___ EXTRACTED ENTRIES ___
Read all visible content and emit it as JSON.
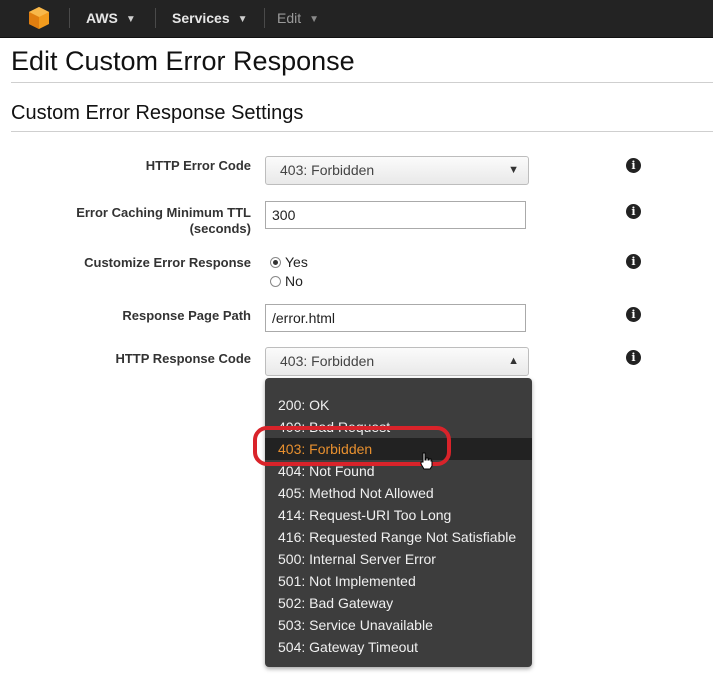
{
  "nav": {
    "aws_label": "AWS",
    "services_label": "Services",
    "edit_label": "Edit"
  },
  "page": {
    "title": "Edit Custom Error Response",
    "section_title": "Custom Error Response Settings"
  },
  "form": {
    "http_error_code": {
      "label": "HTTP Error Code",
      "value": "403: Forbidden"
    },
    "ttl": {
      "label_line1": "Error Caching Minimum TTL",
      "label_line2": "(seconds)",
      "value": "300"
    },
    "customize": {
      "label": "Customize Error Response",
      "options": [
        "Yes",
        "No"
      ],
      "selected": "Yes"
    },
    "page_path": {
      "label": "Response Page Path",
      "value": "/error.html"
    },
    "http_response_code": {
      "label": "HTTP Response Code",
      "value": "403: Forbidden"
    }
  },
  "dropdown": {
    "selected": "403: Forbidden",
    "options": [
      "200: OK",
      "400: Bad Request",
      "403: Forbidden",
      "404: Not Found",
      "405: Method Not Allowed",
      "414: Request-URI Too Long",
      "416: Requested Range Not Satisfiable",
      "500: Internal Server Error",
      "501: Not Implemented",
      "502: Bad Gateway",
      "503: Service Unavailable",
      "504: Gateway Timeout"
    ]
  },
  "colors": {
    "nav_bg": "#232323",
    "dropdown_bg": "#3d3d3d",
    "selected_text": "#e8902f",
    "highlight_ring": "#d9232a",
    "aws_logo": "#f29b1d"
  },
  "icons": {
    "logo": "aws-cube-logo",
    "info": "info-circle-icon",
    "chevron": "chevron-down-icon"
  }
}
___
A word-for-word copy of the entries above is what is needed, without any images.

Read all visible content and emit it as JSON.
{
  "nav": {
    "aws_label": "AWS",
    "services_label": "Services",
    "edit_label": "Edit"
  },
  "page": {
    "title": "Edit Custom Error Response",
    "section_title": "Custom Error Response Settings"
  },
  "form": {
    "http_error_code": {
      "label": "HTTP Error Code",
      "value": "403: Forbidden"
    },
    "ttl": {
      "label_line1": "Error Caching Minimum TTL",
      "label_line2": "(seconds)",
      "value": "300"
    },
    "customize": {
      "label": "Customize Error Response",
      "options": [
        "Yes",
        "No"
      ],
      "selected": "Yes"
    },
    "page_path": {
      "label": "Response Page Path",
      "value": "/error.html"
    },
    "http_response_code": {
      "label": "HTTP Response Code",
      "value": "403: Forbidden"
    }
  },
  "dropdown": {
    "selected": "403: Forbidden",
    "options": [
      "200: OK",
      "400: Bad Request",
      "403: Forbidden",
      "404: Not Found",
      "405: Method Not Allowed",
      "414: Request-URI Too Long",
      "416: Requested Range Not Satisfiable",
      "500: Internal Server Error",
      "501: Not Implemented",
      "502: Bad Gateway",
      "503: Service Unavailable",
      "504: Gateway Timeout"
    ]
  },
  "colors": {
    "nav_bg": "#232323",
    "dropdown_bg": "#3d3d3d",
    "selected_text": "#e8902f",
    "highlight_ring": "#d9232a",
    "aws_logo": "#f29b1d"
  },
  "icons": {
    "logo": "aws-cube-logo",
    "info": "info-circle-icon",
    "chevron": "chevron-down-icon"
  }
}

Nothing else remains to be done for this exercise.